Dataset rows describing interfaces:

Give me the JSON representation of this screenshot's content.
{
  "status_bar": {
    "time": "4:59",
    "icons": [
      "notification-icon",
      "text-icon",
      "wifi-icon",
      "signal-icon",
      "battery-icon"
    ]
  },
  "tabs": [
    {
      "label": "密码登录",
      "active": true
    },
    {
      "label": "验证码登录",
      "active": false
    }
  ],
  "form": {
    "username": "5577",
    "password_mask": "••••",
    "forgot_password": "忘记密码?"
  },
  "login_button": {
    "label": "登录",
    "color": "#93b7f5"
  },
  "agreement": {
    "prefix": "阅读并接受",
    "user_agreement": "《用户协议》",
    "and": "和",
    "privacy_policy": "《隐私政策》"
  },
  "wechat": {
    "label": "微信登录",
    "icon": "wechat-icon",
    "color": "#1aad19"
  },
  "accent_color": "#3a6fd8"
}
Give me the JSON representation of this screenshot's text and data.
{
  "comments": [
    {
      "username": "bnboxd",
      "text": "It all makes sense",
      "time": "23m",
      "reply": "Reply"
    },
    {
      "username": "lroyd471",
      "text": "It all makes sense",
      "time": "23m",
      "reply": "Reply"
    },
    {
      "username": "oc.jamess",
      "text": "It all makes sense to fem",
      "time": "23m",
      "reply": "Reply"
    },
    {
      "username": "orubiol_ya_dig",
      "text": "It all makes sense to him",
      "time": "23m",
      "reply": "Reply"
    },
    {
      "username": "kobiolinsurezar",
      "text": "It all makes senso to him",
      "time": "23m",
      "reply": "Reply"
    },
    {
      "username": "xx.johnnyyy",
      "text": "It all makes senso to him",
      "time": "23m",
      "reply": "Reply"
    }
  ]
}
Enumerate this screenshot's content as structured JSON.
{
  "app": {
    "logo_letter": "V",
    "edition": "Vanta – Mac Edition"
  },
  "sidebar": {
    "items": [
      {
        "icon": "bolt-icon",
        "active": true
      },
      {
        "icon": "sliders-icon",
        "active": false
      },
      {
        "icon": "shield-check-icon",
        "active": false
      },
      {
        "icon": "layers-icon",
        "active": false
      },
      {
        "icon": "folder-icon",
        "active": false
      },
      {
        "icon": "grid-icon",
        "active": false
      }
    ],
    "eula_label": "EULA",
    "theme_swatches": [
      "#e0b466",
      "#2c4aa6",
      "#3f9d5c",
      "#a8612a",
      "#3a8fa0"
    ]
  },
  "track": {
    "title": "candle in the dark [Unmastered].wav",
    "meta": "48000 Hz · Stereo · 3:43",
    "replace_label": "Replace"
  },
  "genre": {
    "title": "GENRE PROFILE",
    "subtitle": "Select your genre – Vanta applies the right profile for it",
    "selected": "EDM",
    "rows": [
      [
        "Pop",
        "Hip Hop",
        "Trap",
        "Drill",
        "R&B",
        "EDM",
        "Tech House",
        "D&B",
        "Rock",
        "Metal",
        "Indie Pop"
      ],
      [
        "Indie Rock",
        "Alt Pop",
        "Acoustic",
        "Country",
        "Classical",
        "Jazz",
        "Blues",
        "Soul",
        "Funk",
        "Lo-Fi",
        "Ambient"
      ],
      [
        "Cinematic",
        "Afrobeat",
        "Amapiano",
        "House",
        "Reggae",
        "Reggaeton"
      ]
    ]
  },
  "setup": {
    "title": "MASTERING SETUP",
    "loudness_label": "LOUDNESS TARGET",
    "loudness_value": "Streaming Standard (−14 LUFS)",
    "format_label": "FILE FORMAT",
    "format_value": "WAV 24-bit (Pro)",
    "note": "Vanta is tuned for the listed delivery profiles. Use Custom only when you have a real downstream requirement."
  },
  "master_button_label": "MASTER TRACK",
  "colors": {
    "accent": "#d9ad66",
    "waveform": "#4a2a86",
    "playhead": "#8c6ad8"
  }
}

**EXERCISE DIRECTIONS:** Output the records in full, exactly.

**RESULT OF THIS EXERCISE:**
Give me the JSON representation of this screenshot's content.
{
  "status_bar": {
    "time": "4:59",
    "icons": [
      "notification-icon",
      "text-icon",
      "wifi-icon",
      "signal-icon",
      "battery-icon"
    ]
  },
  "tabs": [
    {
      "label": "密码登录",
      "active": true
    },
    {
      "label": "验证码登录",
      "active": false
    }
  ],
  "form": {
    "username": "5577",
    "password_mask": "••••",
    "forgot_password": "忘记密码?"
  },
  "login_button": {
    "label": "登录",
    "color": "#93b7f5"
  },
  "agreement": {
    "prefix": "阅读并接受",
    "user_agreement": "《用户协议》",
    "and": "和",
    "privacy_policy": "《隐私政策》"
  },
  "wechat": {
    "label": "微信登录",
    "icon": "wechat-icon",
    "color": "#1aad19"
  },
  "accent_color": "#3a6fd8"
}
Give me the JSON representation of this screenshot's text and data.
{
  "comments": [
    {
      "username": "bnboxd",
      "text": "It all makes sense",
      "time": "23m",
      "reply": "Reply"
    },
    {
      "username": "lroyd471",
      "text": "It all makes sense",
      "time": "23m",
      "reply": "Reply"
    },
    {
      "username": "oc.jamess",
      "text": "It all makes sense to fem",
      "time": "23m",
      "reply": "Reply"
    },
    {
      "username": "orubiol_ya_dig",
      "text": "It all makes sense to him",
      "time": "23m",
      "reply": "Reply"
    },
    {
      "username": "kobiolinsurezar",
      "text": "It all makes senso to him",
      "time": "23m",
      "reply": "Reply"
    },
    {
      "username": "xx.johnnyyy",
      "text": "It all makes senso to him",
      "time": "23m",
      "reply": "Reply"
    }
  ]
}
Enumerate this screenshot's content as structured JSON.
{
  "app": {
    "logo_letter": "V",
    "edition": "Vanta – Mac Edition"
  },
  "sidebar": {
    "items": [
      {
        "icon": "bolt-icon",
        "active": true
      },
      {
        "icon": "sliders-icon",
        "active": false
      },
      {
        "icon": "shield-check-icon",
        "active": false
      },
      {
        "icon": "layers-icon",
        "active": false
      },
      {
        "icon": "folder-icon",
        "active": false
      },
      {
        "icon": "grid-icon",
        "active": false
      }
    ],
    "eula_label": "EULA",
    "theme_swatches": [
      "#e0b466",
      "#2c4aa6",
      "#3f9d5c",
      "#a8612a",
      "#3a8fa0"
    ]
  },
  "track": {
    "title": "candle in the dark [Unmastered].wav",
    "meta": "48000 Hz · Stereo · 3:43",
    "replace_label": "Replace"
  },
  "genre": {
    "title": "GENRE PROFILE",
    "subtitle": "Select your genre – Vanta applies the right profile for it",
    "selected": "EDM",
    "rows": [
      [
        "Pop",
        "Hip Hop",
        "Trap",
        "Drill",
        "R&B",
        "EDM",
        "Tech House",
        "D&B",
        "Rock",
        "Metal",
        "Indie Pop"
      ],
      [
        "Indie Rock",
        "Alt Pop",
        "Acoustic",
        "Country",
        "Classical",
        "Jazz",
        "Blues",
        "Soul",
        "Funk",
        "Lo-Fi",
        "Ambient"
      ],
      [
        "Cinematic",
        "Afrobeat",
        "Amapiano",
        "House",
        "Reggae",
        "Reggaeton"
      ]
    ]
  },
  "setup": {
    "title": "MASTERING SETUP",
    "loudness_label": "LOUDNESS TARGET",
    "loudness_value": "Streaming Standard (−14 LUFS)",
    "format_label": "FILE FORMAT",
    "format_value": "WAV 24-bit (Pro)",
    "note": "Vanta is tuned for the listed delivery profiles. Use Custom only when you have a real downstream requirement."
  },
  "master_button_label": "MASTER TRACK",
  "colors": {
    "accent": "#d9ad66",
    "waveform": "#4a2a86",
    "playhead": "#8c6ad8"
  }
}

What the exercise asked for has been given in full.